When he was finished, he took Harold by the arm.
“He has gratitude for us,” said Harold. “Doc, he says your new perspective will take your scientific endeavors far, benefiting man in the way you hope. The chief thing to scientific progress is understanding what you know more than the things you know.” The creature brushed his fingers on doc’s shoulder.
“He has wisdom for you, Ty.” Harold cocked his head and squinted. “He says that humanity is extremely important, but you are not.”
Will chuckled. Ty stared in wonder.
“And you, Will. To you he says as regards his purpose, earthmen are like no other species, and hope transcends the hearts of darkness.”
Will frowned. “Nothing else?”
“No, that’s it.”
The creature separated from Harold.
“Wait,” Harold said. “What about me?”
“Did he tell you?” asked Ty.
“Yeah. Just before he released.”
The off-worlder corralled them a good distance away form the ship and brushed each one of them as it levitated by, then floated up the chute into ship. The scraping rock sound rolled louder and the ship moved off the ground and flew high above them.

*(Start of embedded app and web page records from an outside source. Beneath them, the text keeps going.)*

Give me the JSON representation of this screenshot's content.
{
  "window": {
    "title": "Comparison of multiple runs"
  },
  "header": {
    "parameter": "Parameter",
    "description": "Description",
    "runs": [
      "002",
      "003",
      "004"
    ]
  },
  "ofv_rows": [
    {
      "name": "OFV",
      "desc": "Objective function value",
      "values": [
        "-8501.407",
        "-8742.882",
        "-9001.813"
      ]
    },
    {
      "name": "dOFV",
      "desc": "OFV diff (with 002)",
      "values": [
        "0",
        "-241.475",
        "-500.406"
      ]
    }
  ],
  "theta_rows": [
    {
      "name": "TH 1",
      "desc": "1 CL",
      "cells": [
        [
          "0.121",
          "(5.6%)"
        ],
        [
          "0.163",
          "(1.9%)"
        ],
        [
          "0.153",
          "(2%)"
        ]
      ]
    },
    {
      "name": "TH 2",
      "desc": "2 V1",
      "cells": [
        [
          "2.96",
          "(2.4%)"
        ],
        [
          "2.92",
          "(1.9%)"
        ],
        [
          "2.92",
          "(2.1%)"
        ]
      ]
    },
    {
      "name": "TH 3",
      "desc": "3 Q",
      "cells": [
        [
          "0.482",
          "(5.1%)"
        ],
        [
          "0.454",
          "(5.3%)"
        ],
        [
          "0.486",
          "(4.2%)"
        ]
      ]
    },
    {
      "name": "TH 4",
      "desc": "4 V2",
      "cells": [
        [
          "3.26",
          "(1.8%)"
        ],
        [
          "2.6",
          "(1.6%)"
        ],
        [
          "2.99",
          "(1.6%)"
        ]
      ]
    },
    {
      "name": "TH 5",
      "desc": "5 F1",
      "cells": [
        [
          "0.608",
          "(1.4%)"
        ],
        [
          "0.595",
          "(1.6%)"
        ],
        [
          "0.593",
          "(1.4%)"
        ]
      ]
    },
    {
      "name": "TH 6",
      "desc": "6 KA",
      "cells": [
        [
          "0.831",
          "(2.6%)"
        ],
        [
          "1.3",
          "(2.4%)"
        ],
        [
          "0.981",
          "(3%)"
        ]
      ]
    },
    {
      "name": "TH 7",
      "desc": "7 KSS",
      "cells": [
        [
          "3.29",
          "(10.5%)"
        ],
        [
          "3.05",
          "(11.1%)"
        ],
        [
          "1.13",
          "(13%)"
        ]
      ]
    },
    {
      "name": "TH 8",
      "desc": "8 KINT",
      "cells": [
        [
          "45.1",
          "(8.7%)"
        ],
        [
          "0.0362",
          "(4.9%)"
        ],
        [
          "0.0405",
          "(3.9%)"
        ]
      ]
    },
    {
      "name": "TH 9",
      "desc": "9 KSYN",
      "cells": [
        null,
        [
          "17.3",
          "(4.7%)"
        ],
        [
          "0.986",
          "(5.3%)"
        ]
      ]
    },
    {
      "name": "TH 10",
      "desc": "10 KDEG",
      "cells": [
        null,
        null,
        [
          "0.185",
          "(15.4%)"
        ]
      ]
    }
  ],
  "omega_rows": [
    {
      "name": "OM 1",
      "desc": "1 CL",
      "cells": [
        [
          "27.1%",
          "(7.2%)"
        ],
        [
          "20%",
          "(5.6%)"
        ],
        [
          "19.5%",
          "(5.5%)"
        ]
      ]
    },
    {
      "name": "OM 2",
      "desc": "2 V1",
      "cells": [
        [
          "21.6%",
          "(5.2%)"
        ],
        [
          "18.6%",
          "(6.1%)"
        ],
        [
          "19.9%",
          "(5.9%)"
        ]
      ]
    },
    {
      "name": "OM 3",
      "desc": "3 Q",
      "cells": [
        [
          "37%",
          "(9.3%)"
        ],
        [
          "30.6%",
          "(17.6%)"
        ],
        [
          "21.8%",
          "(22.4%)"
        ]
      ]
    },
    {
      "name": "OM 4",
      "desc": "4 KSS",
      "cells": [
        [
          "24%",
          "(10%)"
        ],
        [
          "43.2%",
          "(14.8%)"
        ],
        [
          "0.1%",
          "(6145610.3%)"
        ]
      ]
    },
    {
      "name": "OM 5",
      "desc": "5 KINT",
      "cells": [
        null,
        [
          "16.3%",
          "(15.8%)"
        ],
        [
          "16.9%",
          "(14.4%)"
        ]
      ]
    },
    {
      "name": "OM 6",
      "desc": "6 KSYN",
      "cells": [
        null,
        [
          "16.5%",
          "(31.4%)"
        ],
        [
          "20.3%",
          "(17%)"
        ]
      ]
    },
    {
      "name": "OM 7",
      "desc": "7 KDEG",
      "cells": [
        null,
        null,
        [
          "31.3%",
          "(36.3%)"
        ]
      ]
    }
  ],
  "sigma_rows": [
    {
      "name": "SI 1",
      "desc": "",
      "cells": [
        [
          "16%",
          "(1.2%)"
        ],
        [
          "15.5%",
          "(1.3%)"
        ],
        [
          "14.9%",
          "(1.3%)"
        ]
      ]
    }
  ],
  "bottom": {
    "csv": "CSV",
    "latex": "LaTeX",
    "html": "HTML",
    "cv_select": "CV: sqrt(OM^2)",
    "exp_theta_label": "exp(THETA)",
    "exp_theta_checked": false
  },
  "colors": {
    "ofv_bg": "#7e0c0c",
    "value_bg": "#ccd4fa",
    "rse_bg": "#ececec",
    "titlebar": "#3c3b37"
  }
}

“At least we’ve still got the other ship to study,” said doc.
The iron trees on the hull shot out their red rays that wrapped around the giant bullet ship. The red dirt fell away from it, and it pulled off the ground, lifted higher and higher until both ships touched. Shortly after, a whoosh of air pulled at them, and the ships shot upward, growing smaller until they disappeared.
“Nice to make new friends,” said Will.
“We don’t even know his name,” said Ty. “Why is that?”
“He referenced himself through meaning, not language,” said Harold. “Everything I spoke for him was just my words for the thoughts he sent.”
“Sounds about right,” said Will.
“I call him Charlie,” said Harold. “That’s the closest thing I can find that feels like his meaning for himself.”
“So—what did Charlie say about your purpose in life?” asked Ty.
“I don’t quite understand it,” said Harold. “He said he’d already given it to me.”
“I do believe he’s right,” said Ty. He took his black hat off and set it on Harold’s head.
Dust in the distance signaled a returning posse.
Doc smiled. “Welcome to the crew, kid.”